younger people who have seen my work would say. You don’t really have an
opportunity to do anything but listen. It’s so in your face, it’s in your soul,
it’s in your heart.
“You may not always agree with the topic being put forth, but you are put in a position of contemplation, of consideration, and that is a communal experience. … Having the community of the opera house and the guidance of the voices and actors on stage may be enough to spark the conversation and the courage needed to really dig into some of these topics.”
Opening night arrives
As the June 15 opener drew closer, the performance of The Central Park Five was being described as both emotional and powerful, with Acon and the other lead actors often singing in unison, a singular and pained collective character.
“I think operas work on multiple levels, and certainly a visceral level is one that I’m very concerned with,” said Davis, who created the production in partnership with Richard Wesley. “I want the audience to have an emotional experience that involves identifying with the characters and putting yourself in their place.”
After the opera opened, reviewer Mark Swed of the Los Angeles Times wrote: “Most of the opera, which is in two acts, follows the five through their arbitrary apprehension, inappropriate questioning, dubious trial, conviction and harsh sentencing. The boys react much of the time in quintet, voices blending in disbelief and outrage. The most effective operatic innovation is the creation of the Masque, who is less a character than the embodiment of white racism, be it the police, a reporter or various others.”
The reviews from opening night have been mixed, with reviewer Zachary Woolfe of the New York Times suggesting that the tone and the angst was spot on but having the five leads often sing as a Greek chorus means they “never have the chance to come to life as individuals, either in music or words.”
complaint, Acon said, that he also heard from a high school student who was
part of a group he brought to a dress rehearsal.
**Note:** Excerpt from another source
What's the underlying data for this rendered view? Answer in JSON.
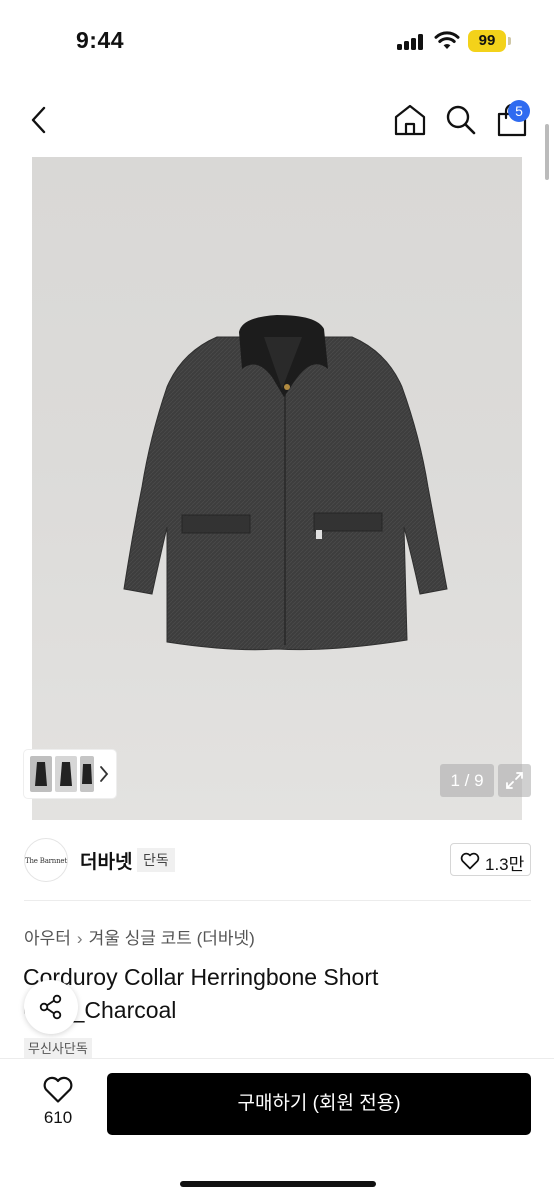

It’s a legitimate perspective,
he said, but one he doesn’t necessarily share.
believe the opera is very effective in the way it keeps the five in unison, for
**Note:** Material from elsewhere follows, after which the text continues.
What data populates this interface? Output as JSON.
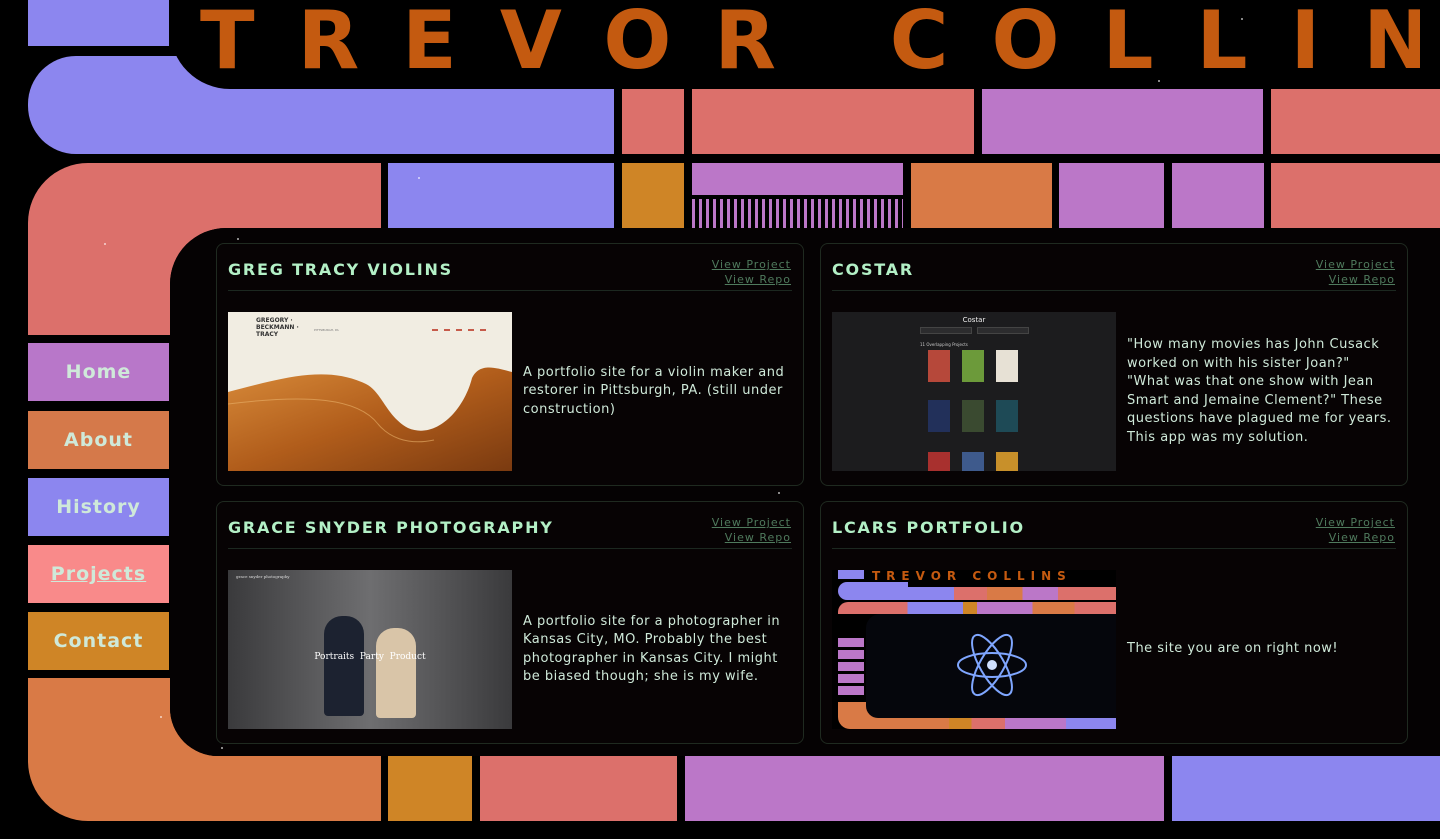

the most part,” he said. “In a way, it’s saying this experience is not
individual. This experience happens to so many young black men and other men of
color in this country, so much to the point that we can sing the same words at
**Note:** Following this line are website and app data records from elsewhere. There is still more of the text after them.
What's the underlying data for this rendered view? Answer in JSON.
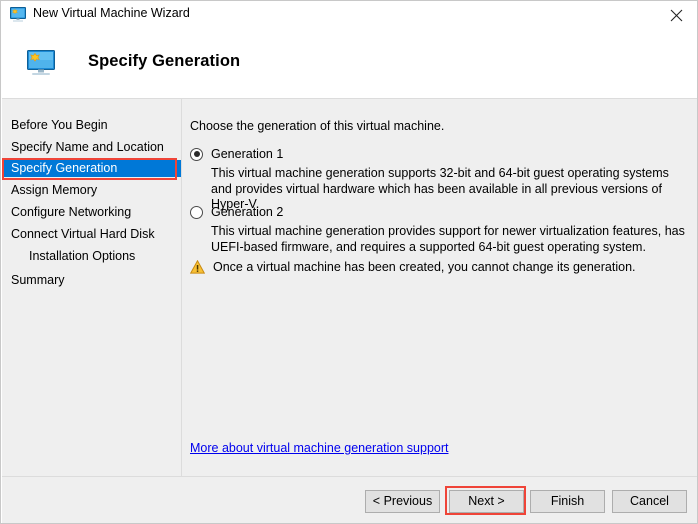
{
  "window": {
    "title": "New Virtual Machine Wizard",
    "title_icon": "virtual-machine-monitor-icon",
    "close_label": "✕"
  },
  "header": {
    "icon": "virtual-machine-monitor-icon",
    "title": "Specify Generation"
  },
  "sidebar": {
    "items": [
      {
        "label": "Before You Begin",
        "selected": false,
        "indented": false
      },
      {
        "label": "Specify Name and Location",
        "selected": false,
        "indented": false
      },
      {
        "label": "Specify Generation",
        "selected": true,
        "indented": false
      },
      {
        "label": "Assign Memory",
        "selected": false,
        "indented": false
      },
      {
        "label": "Configure Networking",
        "selected": false,
        "indented": false
      },
      {
        "label": "Connect Virtual Hard Disk",
        "selected": false,
        "indented": false
      },
      {
        "label": "Installation Options",
        "selected": false,
        "indented": true
      },
      {
        "label": "Summary",
        "selected": false,
        "indented": false
      }
    ]
  },
  "content": {
    "intro": "Choose the generation of this virtual machine.",
    "options": [
      {
        "label": "Generation 1",
        "checked": true,
        "description": "This virtual machine generation supports 32-bit and 64-bit guest operating systems and provides virtual hardware which has been available in all previous versions of Hyper-V."
      },
      {
        "label": "Generation 2",
        "checked": false,
        "description": "This virtual machine generation provides support for newer virtualization features, has UEFI-based firmware, and requires a supported 64-bit guest operating system."
      }
    ],
    "warning": {
      "icon": "warning-triangle-icon",
      "text": "Once a virtual machine has been created, you cannot change its generation."
    },
    "link": "More about virtual machine generation support"
  },
  "footer": {
    "previous_label": "< Previous",
    "next_label": "Next >",
    "finish_label": "Finish",
    "cancel_label": "Cancel"
  },
  "colors": {
    "selection_blue": "#0078d7",
    "annotation_red": "#ef4438",
    "link_blue": "#0000ee",
    "panel_gray": "#efefef",
    "warning_yellow": "#f5b825"
  }
}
the same time, in a metaphorical sense, because we all have these same
sentiments as it relates to the American criminal justice system.”
Acon’s next chapter
When The Central Park Five performances conclude this weekend, Acon, a bass-baritone, said he’ll turn his attention to new opportunities in southern California.
The arts as a vehicle for education and understanding will almost certainly be part of that journey.
Acon, who serves on the Lawrence Board of Trustees as a Recent Graduate Trustee — a position established for alumni within two to 10 years of their graduation — earned multiple regional and national honors as a student and already has more than two dozen operatic roles on his resume.
His deep thinking on issues related to the arts, race and public policy was plenty evident during his time at Lawrence, and Brian Pertl, Lawrence’s dean of the Conservatory of Music, isn’t surprised that Acon is seeing early career success.
“At Lawrence, Derrell was already an outstanding scholar and stellar performer,” Pertl said. “The performance he created in association with his honors project, Whence Comes Black Art?: The Construction and Application of ‘Black Motivation,’ stands as one of the most important and compelling student productions I have seen in the past 10 years.”
Ten months after landing in southern California, Acon said he feels like he’s found his artistic groove. The work with Long Beach Opera is just the start of some promising things.
“I’m excited to see what comes next,” he said. “I’ve got a lot of opportunities, and they keep coming in. It’s very encouraging.”